### WORK REQUIRED
Find the word "Informação" in the listing below. Copy every line that has it.

AVAILABLE RECORDS Block Start

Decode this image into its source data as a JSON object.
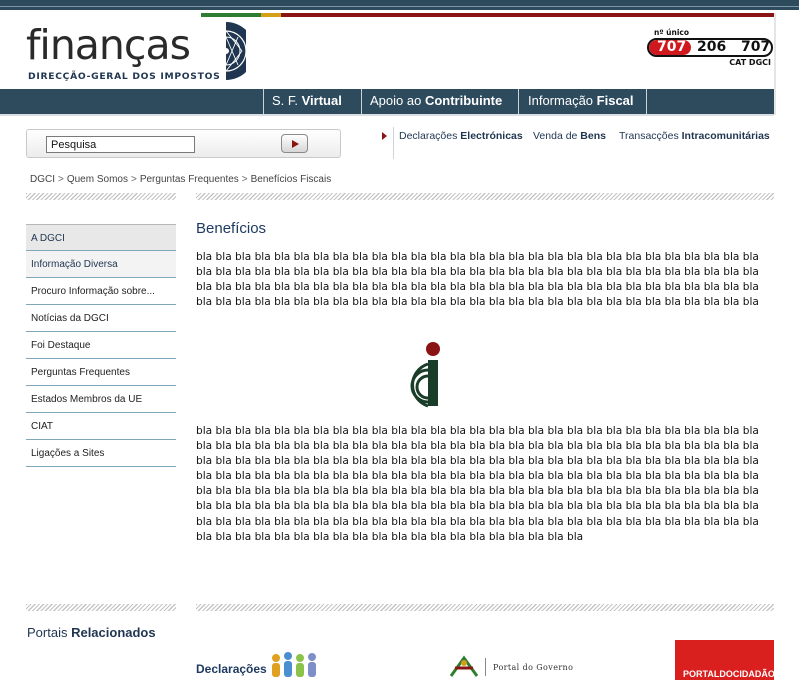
{
  "header": {
    "logo_word": "finanças",
    "logo_subtitle": "DIRECÇÃO-GERAL DOS IMPOSTOS",
    "phone": {
      "label": "nº único",
      "part1": "707",
      "part2": "206",
      "part3": "707",
      "caption": "CAT DGCI"
    },
    "colors": {
      "navy": "#2e4b5e",
      "red": "#8a1414",
      "green": "#2e7d32",
      "yellow": "#d4a017"
    }
  },
  "nav": {
    "items": [
      {
        "pre": "S. F. ",
        "bold": "Virtual"
      },
      {
        "pre": "Apoio ao ",
        "bold": "Contribuinte"
      },
      {
        "pre": "Informação ",
        "bold": "Fiscal"
      }
    ]
  },
  "search": {
    "value": "Pesquisa"
  },
  "quick_links": [
    {
      "pre": "Declarações ",
      "bold": "Electrónicas"
    },
    {
      "pre": "Venda de ",
      "bold": "Bens"
    },
    {
      "pre": "Transacções ",
      "bold": "Intracomunitárias"
    }
  ],
  "breadcrumb": [
    "DGCI",
    "Quem Somos",
    "Perguntas Frequentes",
    "Benefícios Fiscais"
  ],
  "breadcrumb_sep": ">",
  "sidebar": {
    "items": [
      {
        "label": "A DGCI"
      },
      {
        "label": "Informação Diversa"
      },
      {
        "label": "Procuro Informação sobre..."
      },
      {
        "label": "Notícias da DGCI"
      },
      {
        "label": "Foi Destaque"
      },
      {
        "label": "Perguntas Frequentes"
      },
      {
        "label": "Estados Membros da UE"
      },
      {
        "label": "CIAT"
      },
      {
        "label": "Ligações a Sites"
      }
    ]
  },
  "main": {
    "title": "Benefícios",
    "paragraph1": "bla bla bla bla bla bla bla bla bla bla bla bla bla bla bla bla bla bla bla bla bla bla bla bla bla bla bla bla bla bla bla bla bla bla bla bla bla bla bla bla bla bla bla bla bla bla bla bla bla bla bla bla bla bla bla bla bla bla bla bla bla bla bla bla bla bla bla bla bla bla bla bla bla bla bla bla bla bla bla bla bla bla bla bla bla bla bla bla bla bla bla bla bla bla bla bla bla bla bla bla bla bla bla bla bla bla bla bla bla bla bla bla bla bla bla bla",
    "paragraph2": "bla bla bla bla bla bla bla bla bla bla bla bla bla bla bla bla bla bla bla bla bla bla bla bla bla bla bla bla bla bla bla bla bla bla bla bla bla bla bla bla bla bla bla bla bla bla bla bla bla bla bla bla bla bla bla bla bla bla bla bla bla bla bla bla bla bla bla bla bla bla bla bla bla bla bla bla bla bla bla bla bla bla bla bla bla bla bla bla bla bla bla bla bla bla bla bla bla bla bla bla bla bla bla bla bla bla bla bla bla bla bla bla bla bla bla bla bla bla bla bla bla bla bla bla bla bla bla bla bla bla bla bla bla bla bla bla bla bla bla bla bla bla bla bla bla bla bla bla bla bla bla bla bla bla bla bla bla bla bla bla bla bla bla bla bla bla bla bla bla bla bla bla bla bla bla bla bla bla bla bla bla bla bla bla bla bla bla bla bla bla bla bla bla bla bla bla bla bla bla bla bla bla bla bla bla bla bla bla bla bla bla bla bla bla bla bla bla bla bla bla bla bla bla"
  },
  "footer": {
    "portais_pre": "Portais ",
    "portais_bold": "Relacionados",
    "declaracoes_label": "Declarações",
    "governo_label": "Portal do Governo",
    "cidadao_label": "PORTALDOCIDADÃO"
  }
}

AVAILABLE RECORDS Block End

### EXERCISE RESPONSE
        "pre": "Informação ",
        "label": "Informação Diversa"
        "label": "Procuro Informação sobre..."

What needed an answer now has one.